In 2012 and 2013, Ellison joined Rep. Joe Pitts (R-PA) in introducing two failed pieces of legislation, H.Res 569 and H.Res. 417.

Both H.Res. 417 and H.Res. 569 selectively highlighted riots that disproportionately impacted Muslims in India more than a decade previously, but noticeably failed to acknowledge or condemn the ethnic cleansing of Hindus in Jammu & Kashmir, cross-border Islamist terrorist attacks on India, or the status of Hindu refugee populations in India that fled persecution in neighboring Muslim-majority countries. Both ignored the fact that 80 percent of attacks that occurred in India since 2012 had been carried out by the Indian Mujahideen, an Islamist terrorist group banned by the US and India. H.Res 417 was also criticized by observers for its poorly thought-through attempt to interfere with pending national elections in India, and for calling on India to create unconstitutional extrajudicial tribunals solely comprised of representatives of minority communities to prosecute members of the majority Hindu community.

Ellison further failed, HAF asserted, to support initiatives, including H.Res. 396 and a Congressional letter to Secretary Kerry, to protect the human rights of Hindus and other minorities in countries, such as Bangladesh and Pakistan. The protection of human rights is important, HAF’s Senior Director and Human Rights Fellow, Samir Kalra, Esq. contended. But Ellison’s track record seems to privilege the human rights of certain groups over others in India and the larger subcontinent.

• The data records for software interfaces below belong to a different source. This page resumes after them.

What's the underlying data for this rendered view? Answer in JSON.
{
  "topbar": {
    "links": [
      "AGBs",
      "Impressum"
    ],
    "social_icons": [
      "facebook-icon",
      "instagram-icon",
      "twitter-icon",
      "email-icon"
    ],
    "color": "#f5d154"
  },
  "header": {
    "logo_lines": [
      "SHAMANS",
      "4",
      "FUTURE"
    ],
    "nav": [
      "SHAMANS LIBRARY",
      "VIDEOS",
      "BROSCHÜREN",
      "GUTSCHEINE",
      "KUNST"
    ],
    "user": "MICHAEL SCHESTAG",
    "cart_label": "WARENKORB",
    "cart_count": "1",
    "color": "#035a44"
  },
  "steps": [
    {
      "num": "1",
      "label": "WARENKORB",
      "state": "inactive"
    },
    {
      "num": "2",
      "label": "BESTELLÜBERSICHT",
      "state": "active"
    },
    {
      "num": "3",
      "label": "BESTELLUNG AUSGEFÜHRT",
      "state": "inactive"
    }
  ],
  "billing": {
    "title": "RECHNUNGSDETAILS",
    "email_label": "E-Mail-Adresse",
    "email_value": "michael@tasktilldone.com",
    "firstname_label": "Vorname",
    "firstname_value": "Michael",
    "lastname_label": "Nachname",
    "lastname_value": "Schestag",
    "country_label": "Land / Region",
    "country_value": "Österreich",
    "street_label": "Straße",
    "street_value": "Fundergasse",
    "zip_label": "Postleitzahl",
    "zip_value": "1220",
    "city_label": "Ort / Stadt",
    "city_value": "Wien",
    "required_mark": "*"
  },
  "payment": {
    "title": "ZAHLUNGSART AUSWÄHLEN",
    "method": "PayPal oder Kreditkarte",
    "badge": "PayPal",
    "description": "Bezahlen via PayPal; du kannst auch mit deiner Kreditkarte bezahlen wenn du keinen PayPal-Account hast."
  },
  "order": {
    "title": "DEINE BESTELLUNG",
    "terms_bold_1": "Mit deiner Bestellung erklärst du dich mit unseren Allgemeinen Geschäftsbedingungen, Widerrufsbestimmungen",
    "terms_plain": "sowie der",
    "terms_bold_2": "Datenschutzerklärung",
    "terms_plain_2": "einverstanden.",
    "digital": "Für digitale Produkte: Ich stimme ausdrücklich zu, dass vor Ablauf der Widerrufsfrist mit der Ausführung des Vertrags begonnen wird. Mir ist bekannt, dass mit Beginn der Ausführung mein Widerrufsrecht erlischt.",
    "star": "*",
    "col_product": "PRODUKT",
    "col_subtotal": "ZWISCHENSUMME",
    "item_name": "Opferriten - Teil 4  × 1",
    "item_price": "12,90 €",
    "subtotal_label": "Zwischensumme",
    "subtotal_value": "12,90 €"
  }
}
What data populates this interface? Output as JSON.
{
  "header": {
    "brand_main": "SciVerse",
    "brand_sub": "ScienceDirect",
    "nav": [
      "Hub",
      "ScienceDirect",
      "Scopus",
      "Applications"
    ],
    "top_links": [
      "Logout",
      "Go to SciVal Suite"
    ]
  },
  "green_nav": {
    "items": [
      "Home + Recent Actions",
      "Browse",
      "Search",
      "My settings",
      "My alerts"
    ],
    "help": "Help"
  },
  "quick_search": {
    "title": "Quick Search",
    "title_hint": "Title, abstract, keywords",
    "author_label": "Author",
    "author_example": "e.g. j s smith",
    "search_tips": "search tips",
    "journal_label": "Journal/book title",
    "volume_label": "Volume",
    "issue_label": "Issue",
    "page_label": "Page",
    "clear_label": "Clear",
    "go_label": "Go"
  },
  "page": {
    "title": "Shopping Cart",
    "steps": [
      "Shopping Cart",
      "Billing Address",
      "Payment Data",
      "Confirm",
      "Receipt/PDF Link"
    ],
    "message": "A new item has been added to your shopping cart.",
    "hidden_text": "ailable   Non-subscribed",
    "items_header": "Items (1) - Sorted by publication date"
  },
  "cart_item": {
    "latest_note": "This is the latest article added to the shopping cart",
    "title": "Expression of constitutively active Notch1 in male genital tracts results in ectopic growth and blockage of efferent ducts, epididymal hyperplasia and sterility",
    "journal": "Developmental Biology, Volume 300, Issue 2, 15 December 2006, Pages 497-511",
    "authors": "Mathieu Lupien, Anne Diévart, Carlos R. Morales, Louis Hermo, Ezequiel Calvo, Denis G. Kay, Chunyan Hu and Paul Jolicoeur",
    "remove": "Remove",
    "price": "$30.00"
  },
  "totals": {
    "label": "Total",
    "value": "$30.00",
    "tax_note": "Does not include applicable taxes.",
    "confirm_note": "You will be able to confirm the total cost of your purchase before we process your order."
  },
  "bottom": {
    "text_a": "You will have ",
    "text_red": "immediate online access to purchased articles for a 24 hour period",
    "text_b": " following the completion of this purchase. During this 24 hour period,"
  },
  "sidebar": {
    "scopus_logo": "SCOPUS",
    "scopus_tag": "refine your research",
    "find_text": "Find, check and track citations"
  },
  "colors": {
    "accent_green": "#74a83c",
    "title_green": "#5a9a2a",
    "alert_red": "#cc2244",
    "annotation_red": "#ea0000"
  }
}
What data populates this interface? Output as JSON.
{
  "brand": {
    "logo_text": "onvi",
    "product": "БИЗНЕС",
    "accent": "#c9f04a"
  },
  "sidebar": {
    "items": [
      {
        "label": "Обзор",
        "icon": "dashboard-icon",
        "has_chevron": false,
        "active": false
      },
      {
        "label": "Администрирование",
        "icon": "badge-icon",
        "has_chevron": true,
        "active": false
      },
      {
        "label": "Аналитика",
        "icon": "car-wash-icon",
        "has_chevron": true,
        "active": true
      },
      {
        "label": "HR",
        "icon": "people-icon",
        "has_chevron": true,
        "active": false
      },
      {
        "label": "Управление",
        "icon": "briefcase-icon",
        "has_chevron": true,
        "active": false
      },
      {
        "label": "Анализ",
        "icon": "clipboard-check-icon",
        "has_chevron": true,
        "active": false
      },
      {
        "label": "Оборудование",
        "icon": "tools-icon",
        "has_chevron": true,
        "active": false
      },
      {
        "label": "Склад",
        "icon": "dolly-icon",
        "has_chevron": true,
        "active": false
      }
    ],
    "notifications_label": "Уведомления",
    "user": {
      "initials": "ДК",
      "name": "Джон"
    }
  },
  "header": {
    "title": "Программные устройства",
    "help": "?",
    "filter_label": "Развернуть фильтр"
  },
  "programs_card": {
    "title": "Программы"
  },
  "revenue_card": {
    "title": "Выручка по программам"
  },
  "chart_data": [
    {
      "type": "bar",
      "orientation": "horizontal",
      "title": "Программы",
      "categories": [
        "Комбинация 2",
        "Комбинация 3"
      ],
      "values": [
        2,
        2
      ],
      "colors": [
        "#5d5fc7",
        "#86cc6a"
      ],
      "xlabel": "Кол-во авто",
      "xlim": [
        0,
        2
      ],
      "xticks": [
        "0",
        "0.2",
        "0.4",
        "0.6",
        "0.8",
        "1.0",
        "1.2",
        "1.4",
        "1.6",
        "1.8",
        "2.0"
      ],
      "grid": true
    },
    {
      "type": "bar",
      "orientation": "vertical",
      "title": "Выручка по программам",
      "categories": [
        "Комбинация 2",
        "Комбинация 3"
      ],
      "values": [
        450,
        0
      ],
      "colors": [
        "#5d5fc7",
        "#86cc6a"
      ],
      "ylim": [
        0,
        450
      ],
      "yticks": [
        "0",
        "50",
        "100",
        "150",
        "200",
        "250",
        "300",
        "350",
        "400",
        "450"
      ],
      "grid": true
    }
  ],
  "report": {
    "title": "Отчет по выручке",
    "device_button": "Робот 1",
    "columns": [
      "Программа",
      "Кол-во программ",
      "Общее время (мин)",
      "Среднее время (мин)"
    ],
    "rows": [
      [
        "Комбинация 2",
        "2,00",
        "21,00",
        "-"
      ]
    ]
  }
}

“Congressman Ellison has a troubling track record of selective human rights activism in the context of South Asia,” said Kalra. “Though Mr. Ellison demonstrates a determined focus on India, he is glaringly silent as to the plight of Hindu and other minorities in Jammu & Kashmir, Pakistan, and Bangladesh who face institutionalized hurdles, as well as social terror and violence on a daily basis.”

Joining Pitts on numerous occasions in targeting India was especially ill-considered, the Foundation asserted. Pitts was exposed several years ago as the single largest recipient of financial gifts from Ghulam Nabi Fai. Fai, as was widely reported, came under the scrutiny of the FBI, and was ultimately charged and convicted for concealing a transfer of $3.5M from the Pakistani Inter-Services Intelligence (ISI) agency to enable him to illegally lobby the US Congress in support of the ISI’s proxy war against India in Kashmir.

In April of 2014, just a week before elections were held in India, Ellison and Pitts hosted a Congressional hearing critical of India. The hearing was panned, as it appeared as if some within Congress were attempting, for a second time, to influence elections in the world’s largest democracy. HAF submitted an extensive statement of the record and expressed serious concern with the selection of a biased panel of four witnesses, all of whom were well known for their political activism, and some with a record of espousing Hinduphobic policies.

The timing of the hearing, and its anti-Hindu and anti-India views, prompted others, including Reps. Tulsi Gabbard (D-HI) and Brad Sherman (D-CA), to state for the record their serious concerns about the appropriateness of the hearing.

Undeterred, Ellison earned a rebuke earlier this year from the Indian government, and many Indian Americans, after he again joined Pitts in alleging that attacks against Indian minorities were increasing. India’s external affairs ministry (counterpart to the US State Department) reacted in a rare public statement calling the letter inaccurate on facts and “unfortunate.”

The Foundation notes that, in spite of his interest in India, Ellison failed to join dozens of his colleagues in signing on to a Congressional resolution urging the creation of a stamp celebrating the Hindu, Jain and Sikh festival of Diwali. A Diwali stamp was released by USPS this past October.

“Surveys confirm that nearly 65 percent of Indian Americans are registered or lean Democrat, so leadership of the DNC is a matter of great importance in further engaging the community,” added Suhag Shukla, HAF’s Executive Director. “Mr. Ellison’s record on India over the last decade raises many concerns, but we believe that beginning a constructive dialogue between the Indian and Hindu American communities and Mr. Ellison are important first steps in realizing unity and inclusivity urgently needed today.”